## Work instructions
Could you copy out every line of the data where the word "path" occurs?

Entries from a dataset of interfaces:
>>

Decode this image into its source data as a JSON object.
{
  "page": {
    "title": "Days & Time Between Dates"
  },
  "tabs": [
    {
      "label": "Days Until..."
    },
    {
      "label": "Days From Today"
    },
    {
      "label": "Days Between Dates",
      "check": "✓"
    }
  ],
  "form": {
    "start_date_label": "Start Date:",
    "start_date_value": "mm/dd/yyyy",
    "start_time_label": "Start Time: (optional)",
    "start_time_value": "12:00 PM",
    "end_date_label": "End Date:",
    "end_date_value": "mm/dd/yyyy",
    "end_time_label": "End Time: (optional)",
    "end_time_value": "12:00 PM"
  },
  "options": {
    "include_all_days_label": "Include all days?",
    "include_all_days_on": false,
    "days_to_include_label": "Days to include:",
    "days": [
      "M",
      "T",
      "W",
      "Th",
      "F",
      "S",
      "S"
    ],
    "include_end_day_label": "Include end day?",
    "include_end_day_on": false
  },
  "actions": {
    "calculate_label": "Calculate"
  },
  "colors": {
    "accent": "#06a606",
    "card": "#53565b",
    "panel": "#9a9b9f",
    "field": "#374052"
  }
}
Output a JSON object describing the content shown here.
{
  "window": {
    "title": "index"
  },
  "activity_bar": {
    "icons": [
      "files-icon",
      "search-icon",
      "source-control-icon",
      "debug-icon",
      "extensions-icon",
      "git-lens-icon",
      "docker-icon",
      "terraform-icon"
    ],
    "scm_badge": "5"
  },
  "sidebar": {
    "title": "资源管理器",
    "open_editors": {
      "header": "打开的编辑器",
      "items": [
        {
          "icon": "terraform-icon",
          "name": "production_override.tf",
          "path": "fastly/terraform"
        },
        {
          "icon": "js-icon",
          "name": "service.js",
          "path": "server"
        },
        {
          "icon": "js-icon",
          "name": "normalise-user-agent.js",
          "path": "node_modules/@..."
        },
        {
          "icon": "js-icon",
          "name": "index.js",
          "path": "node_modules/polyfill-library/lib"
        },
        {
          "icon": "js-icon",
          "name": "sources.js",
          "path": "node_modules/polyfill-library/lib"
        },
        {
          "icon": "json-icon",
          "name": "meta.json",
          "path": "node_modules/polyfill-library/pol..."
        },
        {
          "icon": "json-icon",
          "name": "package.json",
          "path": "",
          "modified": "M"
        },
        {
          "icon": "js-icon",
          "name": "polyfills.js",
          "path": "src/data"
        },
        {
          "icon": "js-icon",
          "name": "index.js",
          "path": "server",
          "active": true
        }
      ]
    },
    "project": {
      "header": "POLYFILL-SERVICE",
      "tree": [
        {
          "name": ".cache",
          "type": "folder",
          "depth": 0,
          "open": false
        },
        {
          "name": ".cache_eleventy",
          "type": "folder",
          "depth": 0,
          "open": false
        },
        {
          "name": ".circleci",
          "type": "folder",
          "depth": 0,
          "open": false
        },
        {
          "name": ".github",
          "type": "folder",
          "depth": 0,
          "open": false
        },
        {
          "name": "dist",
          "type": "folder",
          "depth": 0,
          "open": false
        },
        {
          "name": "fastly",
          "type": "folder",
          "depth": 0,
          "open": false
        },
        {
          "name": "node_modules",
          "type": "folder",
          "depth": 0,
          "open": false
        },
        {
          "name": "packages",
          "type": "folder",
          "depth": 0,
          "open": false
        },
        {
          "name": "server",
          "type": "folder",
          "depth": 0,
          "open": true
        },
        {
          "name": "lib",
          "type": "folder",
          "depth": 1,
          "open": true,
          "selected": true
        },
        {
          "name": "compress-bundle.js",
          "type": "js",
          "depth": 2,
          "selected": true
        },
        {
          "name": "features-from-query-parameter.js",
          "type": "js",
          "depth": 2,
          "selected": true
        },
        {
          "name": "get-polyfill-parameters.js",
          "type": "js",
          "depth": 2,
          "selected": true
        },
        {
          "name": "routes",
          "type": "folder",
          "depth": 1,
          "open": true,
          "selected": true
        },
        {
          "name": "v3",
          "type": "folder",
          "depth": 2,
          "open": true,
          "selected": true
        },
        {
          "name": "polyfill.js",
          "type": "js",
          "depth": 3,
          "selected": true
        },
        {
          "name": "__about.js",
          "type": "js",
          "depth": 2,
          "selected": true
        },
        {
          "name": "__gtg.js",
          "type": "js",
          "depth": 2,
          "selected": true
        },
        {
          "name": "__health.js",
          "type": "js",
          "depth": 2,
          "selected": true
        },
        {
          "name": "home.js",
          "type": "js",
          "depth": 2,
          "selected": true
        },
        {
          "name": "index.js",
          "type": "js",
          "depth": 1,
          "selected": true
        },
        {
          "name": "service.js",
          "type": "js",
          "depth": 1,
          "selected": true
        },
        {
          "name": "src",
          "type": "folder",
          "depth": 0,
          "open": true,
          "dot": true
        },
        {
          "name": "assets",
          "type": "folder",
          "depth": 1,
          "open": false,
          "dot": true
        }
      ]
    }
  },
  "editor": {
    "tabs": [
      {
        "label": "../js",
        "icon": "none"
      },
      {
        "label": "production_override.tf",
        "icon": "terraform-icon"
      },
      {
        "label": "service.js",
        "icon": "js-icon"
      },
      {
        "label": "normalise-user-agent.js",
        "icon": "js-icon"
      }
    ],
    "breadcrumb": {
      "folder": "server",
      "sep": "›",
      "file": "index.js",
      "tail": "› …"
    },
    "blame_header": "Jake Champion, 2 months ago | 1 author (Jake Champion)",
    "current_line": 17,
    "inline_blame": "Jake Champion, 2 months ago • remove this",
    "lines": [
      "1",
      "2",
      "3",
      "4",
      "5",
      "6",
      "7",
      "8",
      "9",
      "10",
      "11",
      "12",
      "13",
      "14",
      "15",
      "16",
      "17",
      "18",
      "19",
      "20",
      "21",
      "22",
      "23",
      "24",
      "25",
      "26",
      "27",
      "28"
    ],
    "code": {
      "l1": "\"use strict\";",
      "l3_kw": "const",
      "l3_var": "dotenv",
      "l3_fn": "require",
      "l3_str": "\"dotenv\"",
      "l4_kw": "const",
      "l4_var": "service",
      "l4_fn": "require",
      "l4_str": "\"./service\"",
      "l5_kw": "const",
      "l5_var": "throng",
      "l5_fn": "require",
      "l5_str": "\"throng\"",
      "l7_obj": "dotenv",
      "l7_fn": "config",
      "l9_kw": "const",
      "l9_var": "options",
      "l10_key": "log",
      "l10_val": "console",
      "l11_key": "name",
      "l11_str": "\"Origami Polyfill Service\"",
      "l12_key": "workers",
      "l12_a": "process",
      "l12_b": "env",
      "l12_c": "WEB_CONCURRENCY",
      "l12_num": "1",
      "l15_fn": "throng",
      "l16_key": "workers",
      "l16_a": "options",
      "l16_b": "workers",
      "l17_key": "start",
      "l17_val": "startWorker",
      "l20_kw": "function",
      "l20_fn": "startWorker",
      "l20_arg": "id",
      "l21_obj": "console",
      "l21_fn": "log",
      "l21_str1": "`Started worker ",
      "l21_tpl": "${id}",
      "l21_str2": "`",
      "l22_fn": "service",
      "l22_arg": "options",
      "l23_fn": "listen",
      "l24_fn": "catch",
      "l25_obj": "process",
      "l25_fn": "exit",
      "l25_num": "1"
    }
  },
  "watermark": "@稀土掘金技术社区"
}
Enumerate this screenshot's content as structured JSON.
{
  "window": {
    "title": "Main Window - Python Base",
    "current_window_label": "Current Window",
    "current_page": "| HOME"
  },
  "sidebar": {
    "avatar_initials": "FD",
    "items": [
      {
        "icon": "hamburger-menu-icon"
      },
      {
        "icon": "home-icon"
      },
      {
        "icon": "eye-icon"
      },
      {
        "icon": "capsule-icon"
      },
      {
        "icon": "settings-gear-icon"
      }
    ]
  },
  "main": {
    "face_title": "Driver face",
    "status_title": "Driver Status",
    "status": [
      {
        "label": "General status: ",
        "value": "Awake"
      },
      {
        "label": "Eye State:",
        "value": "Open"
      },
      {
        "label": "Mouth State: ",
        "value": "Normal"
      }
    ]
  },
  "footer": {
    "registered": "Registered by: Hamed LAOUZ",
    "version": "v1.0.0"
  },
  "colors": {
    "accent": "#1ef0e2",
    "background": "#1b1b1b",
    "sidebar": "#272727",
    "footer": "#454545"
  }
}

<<

## Solution to this problem
          "path": "fastly/terraform"
          "path": "server"
          "path": "node_modules/@..."
          "path": "node_modules/polyfill-library/lib"
          "path": "node_modules/polyfill-library/lib"
          "path": "node_modules/polyfill-library/pol..."
          "path": "",
          "path": "src/data"
          "path": "server",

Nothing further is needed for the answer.